- EXERCISE DETAILS
Your task is to copy every line below that contains the word "الشفاء".

- - -

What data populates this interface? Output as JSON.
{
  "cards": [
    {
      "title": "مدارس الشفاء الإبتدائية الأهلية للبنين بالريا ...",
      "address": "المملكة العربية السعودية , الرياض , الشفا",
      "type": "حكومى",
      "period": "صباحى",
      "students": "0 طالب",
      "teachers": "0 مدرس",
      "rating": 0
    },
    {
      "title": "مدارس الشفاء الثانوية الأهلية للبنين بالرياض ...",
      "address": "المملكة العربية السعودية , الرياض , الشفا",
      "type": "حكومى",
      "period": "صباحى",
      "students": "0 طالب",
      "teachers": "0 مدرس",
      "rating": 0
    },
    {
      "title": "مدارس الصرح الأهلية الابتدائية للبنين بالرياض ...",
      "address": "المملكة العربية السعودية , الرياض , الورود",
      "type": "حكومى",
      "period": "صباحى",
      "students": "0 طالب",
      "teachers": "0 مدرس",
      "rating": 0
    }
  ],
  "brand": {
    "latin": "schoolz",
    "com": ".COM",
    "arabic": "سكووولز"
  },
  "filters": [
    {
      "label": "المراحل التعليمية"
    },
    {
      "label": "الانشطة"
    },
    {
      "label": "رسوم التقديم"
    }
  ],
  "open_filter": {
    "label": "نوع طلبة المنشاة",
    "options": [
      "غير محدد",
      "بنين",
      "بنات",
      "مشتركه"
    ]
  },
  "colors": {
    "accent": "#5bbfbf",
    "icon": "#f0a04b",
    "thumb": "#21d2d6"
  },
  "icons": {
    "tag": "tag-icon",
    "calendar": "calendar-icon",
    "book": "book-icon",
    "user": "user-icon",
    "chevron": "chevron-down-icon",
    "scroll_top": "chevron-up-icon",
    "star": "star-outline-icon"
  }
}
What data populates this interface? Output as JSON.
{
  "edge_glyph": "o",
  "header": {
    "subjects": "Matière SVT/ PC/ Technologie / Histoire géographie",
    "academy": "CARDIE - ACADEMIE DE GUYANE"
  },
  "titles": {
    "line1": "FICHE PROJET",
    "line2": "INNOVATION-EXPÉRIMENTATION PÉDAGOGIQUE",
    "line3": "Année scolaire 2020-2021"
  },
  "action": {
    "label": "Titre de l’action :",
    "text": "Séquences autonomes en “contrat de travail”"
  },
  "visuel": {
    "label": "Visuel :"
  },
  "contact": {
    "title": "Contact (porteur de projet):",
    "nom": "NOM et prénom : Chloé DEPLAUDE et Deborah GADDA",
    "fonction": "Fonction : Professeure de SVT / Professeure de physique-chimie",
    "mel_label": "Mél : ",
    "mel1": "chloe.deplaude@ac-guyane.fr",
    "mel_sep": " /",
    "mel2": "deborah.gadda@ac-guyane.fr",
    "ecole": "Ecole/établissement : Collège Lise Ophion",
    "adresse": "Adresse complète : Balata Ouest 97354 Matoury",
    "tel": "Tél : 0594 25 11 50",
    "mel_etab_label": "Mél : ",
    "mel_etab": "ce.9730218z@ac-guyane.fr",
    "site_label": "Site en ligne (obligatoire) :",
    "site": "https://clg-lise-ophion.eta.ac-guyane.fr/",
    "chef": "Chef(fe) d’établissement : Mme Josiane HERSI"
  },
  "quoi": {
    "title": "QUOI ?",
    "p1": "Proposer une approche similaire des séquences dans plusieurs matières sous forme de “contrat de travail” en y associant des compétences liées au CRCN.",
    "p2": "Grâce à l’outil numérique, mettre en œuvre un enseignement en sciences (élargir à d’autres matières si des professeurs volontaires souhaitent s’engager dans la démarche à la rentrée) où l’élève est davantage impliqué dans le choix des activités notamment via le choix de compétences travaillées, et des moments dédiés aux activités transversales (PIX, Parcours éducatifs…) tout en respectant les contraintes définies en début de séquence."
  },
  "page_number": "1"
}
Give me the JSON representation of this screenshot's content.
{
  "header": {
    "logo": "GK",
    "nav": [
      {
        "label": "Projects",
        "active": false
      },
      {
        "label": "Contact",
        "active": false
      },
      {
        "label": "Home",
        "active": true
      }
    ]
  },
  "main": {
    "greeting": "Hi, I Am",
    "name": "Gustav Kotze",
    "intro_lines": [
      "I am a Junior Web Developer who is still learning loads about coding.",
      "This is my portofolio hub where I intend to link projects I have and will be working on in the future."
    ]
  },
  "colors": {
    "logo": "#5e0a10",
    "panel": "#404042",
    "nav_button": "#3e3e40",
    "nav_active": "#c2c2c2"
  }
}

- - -

- PROBLEM SOLUTION
      "title": "مدارس الشفاء الإبتدائية الأهلية للبنين بالريا ...",
      "title": "مدارس الشفاء الثانوية الأهلية للبنين بالرياض ...",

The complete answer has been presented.